Pull out each line of the records holding the string "right".

(Beginning of Data for processing)

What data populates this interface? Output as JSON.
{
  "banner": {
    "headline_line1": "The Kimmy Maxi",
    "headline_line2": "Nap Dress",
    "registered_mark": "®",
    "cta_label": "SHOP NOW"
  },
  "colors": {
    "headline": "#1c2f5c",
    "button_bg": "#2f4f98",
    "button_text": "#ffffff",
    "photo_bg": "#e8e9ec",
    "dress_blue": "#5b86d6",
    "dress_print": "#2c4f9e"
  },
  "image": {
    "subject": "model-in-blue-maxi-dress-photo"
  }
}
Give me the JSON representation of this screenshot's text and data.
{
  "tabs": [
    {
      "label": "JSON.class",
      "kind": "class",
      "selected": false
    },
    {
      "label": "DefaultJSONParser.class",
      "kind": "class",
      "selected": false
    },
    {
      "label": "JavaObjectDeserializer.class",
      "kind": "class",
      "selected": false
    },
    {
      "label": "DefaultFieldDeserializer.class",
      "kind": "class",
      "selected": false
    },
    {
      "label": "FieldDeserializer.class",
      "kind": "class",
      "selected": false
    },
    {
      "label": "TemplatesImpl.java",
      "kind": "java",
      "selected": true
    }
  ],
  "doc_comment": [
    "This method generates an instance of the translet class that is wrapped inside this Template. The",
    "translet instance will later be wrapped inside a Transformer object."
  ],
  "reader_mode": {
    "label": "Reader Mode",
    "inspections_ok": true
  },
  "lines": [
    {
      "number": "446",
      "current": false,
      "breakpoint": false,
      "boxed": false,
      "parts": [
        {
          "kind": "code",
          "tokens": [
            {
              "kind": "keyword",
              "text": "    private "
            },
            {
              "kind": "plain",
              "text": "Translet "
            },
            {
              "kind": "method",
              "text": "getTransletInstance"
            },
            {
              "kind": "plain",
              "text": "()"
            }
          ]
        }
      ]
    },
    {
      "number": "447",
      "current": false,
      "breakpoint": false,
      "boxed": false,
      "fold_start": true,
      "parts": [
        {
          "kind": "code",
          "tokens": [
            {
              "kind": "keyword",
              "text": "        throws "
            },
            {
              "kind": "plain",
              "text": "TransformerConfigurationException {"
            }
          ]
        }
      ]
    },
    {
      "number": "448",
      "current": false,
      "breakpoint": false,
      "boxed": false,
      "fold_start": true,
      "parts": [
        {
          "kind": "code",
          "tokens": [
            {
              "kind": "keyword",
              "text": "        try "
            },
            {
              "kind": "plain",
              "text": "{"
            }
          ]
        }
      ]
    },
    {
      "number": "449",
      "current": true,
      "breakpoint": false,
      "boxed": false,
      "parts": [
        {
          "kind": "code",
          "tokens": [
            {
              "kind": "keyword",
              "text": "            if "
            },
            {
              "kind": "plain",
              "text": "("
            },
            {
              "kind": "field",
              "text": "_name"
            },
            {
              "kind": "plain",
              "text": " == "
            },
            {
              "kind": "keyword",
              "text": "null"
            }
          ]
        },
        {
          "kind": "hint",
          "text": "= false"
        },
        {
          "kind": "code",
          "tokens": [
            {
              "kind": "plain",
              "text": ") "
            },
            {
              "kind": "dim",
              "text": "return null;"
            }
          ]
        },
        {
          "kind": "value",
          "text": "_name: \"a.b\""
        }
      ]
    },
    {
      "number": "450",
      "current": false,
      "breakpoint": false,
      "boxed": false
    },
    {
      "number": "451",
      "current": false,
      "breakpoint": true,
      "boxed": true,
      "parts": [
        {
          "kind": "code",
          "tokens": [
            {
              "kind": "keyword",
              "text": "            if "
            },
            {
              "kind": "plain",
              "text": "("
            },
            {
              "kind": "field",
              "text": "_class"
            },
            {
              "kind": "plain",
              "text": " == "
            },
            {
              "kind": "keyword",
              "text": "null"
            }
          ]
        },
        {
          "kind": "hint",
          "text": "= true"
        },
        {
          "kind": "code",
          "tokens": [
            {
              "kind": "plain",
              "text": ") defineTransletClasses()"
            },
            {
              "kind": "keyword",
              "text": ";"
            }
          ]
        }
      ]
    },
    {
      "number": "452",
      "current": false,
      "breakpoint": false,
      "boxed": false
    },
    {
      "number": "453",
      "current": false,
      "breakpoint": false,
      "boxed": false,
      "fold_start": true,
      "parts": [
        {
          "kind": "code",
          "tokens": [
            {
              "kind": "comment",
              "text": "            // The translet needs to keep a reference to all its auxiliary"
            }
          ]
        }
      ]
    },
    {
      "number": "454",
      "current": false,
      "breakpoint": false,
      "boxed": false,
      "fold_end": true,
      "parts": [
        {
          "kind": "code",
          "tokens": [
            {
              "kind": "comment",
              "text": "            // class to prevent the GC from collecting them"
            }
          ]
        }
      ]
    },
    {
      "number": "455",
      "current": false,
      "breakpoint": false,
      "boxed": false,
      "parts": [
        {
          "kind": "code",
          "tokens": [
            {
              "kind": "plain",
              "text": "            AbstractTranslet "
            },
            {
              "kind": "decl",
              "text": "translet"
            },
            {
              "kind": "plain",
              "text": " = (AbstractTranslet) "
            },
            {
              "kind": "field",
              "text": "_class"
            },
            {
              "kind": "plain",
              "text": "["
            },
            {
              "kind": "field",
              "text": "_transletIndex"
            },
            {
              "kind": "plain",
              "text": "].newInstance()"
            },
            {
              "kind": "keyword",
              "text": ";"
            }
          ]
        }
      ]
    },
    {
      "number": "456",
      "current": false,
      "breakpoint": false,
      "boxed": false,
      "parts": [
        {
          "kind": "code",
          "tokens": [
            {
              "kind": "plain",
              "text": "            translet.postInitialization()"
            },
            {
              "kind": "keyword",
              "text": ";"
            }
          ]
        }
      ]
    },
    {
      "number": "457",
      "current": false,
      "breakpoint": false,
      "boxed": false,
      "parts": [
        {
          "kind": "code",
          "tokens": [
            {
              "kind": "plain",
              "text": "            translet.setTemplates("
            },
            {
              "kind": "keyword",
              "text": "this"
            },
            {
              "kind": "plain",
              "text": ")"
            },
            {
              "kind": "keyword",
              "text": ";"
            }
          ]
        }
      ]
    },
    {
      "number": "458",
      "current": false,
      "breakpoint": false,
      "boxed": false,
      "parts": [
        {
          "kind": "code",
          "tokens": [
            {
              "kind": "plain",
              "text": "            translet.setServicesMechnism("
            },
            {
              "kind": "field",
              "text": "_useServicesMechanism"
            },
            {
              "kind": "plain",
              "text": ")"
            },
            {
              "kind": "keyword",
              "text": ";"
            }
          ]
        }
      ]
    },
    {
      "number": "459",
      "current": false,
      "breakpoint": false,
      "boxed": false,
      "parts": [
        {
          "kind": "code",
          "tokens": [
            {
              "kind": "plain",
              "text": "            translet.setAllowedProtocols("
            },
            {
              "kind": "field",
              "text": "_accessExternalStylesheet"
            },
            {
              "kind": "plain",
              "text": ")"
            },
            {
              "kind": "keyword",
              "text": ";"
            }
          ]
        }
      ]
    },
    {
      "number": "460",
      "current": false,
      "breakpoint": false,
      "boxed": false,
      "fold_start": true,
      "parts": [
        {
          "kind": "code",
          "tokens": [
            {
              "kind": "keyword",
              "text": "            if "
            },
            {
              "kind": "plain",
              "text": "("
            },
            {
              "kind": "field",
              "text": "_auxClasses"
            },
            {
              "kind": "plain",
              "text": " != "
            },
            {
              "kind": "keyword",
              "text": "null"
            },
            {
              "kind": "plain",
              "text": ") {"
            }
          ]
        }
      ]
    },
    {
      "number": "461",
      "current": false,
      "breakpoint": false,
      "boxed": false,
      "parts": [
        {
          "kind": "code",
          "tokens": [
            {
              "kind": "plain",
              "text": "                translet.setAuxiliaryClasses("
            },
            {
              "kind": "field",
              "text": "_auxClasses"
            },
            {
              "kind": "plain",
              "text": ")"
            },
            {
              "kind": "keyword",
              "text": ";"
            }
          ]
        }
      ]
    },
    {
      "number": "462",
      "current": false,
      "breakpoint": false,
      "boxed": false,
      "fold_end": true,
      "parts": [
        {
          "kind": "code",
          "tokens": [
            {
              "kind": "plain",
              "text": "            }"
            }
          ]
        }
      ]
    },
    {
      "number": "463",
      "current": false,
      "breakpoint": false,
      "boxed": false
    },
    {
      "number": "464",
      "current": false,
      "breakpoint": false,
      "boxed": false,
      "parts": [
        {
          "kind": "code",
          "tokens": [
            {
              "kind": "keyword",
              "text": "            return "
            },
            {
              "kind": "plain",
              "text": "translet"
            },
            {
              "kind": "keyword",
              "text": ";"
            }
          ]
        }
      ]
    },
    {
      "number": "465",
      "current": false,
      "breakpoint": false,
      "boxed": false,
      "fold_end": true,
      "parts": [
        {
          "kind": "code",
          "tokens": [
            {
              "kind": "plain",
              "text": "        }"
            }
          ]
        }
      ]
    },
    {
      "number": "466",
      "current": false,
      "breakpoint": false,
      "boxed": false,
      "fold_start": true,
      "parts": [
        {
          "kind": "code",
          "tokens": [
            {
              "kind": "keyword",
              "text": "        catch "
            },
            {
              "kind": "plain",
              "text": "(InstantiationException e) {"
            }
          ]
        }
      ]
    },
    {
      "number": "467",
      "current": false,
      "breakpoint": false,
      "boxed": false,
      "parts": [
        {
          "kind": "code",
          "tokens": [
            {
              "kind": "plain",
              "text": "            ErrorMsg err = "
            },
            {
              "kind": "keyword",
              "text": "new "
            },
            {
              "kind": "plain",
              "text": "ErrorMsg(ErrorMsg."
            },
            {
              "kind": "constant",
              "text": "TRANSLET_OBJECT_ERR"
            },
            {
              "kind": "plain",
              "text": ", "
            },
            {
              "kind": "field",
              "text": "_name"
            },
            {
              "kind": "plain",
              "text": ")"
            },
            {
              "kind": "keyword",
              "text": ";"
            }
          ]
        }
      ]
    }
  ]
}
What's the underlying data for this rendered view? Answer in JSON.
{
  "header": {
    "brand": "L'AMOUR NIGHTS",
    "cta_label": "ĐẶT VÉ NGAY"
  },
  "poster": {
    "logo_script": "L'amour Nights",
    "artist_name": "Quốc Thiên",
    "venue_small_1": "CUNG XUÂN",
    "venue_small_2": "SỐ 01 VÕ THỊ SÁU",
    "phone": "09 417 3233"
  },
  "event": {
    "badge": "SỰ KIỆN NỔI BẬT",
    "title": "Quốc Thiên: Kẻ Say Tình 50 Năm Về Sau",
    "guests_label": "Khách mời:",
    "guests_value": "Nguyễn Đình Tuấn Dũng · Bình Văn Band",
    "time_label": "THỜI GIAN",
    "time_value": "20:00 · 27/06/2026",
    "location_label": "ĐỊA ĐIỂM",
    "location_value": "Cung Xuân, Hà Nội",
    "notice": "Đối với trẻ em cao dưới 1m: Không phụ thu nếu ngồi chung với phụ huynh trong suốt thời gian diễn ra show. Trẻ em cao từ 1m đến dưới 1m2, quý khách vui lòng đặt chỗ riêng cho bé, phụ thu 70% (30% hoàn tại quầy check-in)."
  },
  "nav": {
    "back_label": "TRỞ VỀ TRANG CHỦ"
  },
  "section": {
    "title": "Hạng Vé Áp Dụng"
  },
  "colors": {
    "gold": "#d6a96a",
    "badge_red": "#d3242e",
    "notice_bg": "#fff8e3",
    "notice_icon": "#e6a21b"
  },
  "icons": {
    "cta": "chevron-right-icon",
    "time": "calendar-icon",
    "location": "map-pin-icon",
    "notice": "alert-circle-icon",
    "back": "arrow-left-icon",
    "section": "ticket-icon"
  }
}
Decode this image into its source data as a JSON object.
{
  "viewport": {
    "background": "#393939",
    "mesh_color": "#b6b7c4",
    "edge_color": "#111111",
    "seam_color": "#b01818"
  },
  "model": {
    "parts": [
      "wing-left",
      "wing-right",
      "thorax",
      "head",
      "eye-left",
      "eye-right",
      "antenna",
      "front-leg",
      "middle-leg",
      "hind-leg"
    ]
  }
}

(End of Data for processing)

Your response:
    "cta": "chevron-right-icon",
      "wing-right",
      "eye-right",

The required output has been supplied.